When patients get dental braces, the appliances do require adjustments to a number of different aspects of a patient’s lifestyle. Those orthodontic patients who play musical instruments should be prepared for a brief period in which they acclimate to playing while wearing appliances. Patients usually get used to the situation in a week or two.
During that time period, these musicians may also want to schedule a few extra practice sessions to help them get more comfortable playing the instrument while wearing braces.
If you do experience continued discomfort while playing your instrument, your orthodontist can make suggestions to remedy those effects. For example, many patients find it helpful to wear wax on their brackets while performing or practicing.
Certain recommendations may be specific to your instrument. Wearing braces will have a different effect on a flute player in comparison to a clarinet player in comparison to a trumpet or trombone player. As a result, your orthodontist may want to tailor the intervention in accordance with your instrument.
When planning for your time in orthodontic appliances, it’s also important to work with your orthodontist to identify and address other potential problems. For example, you should clearly understand what foods you can and cannot eat during treatment so that you can avoid damaging the brackets and wires.
Some patients also have mild discomfort for a short time after an appointment during which the braces are placed on the teeth or adjusted to promote the desired movement. Patients should also plan for this possible outcome. In most cases, any discomfort can be managed with over-the-counter painkillers, but you should also get your orthodontist’s advice for managing discomfort.
After you take a week or two to adjust to your braces, the appliances should have minimal effects on your ability to continue to play your musical instrument. If you have ongoing problems, contact your orthodontist’s office for some guidance on how to correct the issue.

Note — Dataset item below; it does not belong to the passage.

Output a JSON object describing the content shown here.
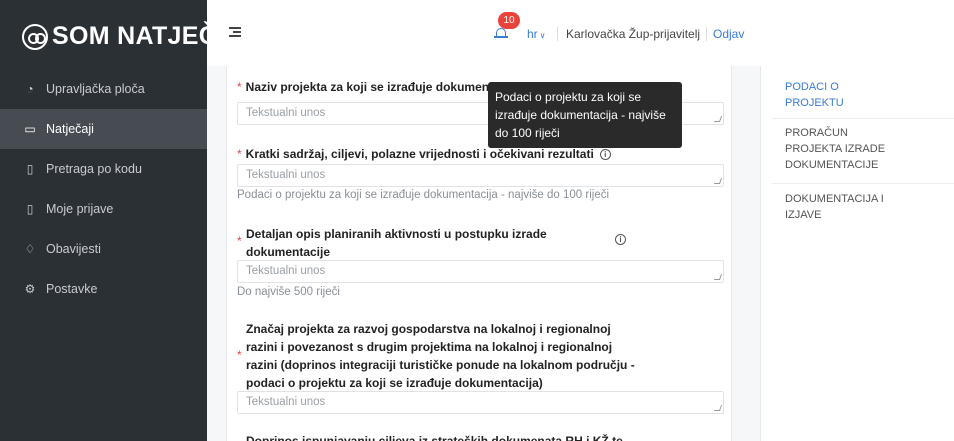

For more information, contact the office of Dr. Beverley Bunn at 210-921-9191 today.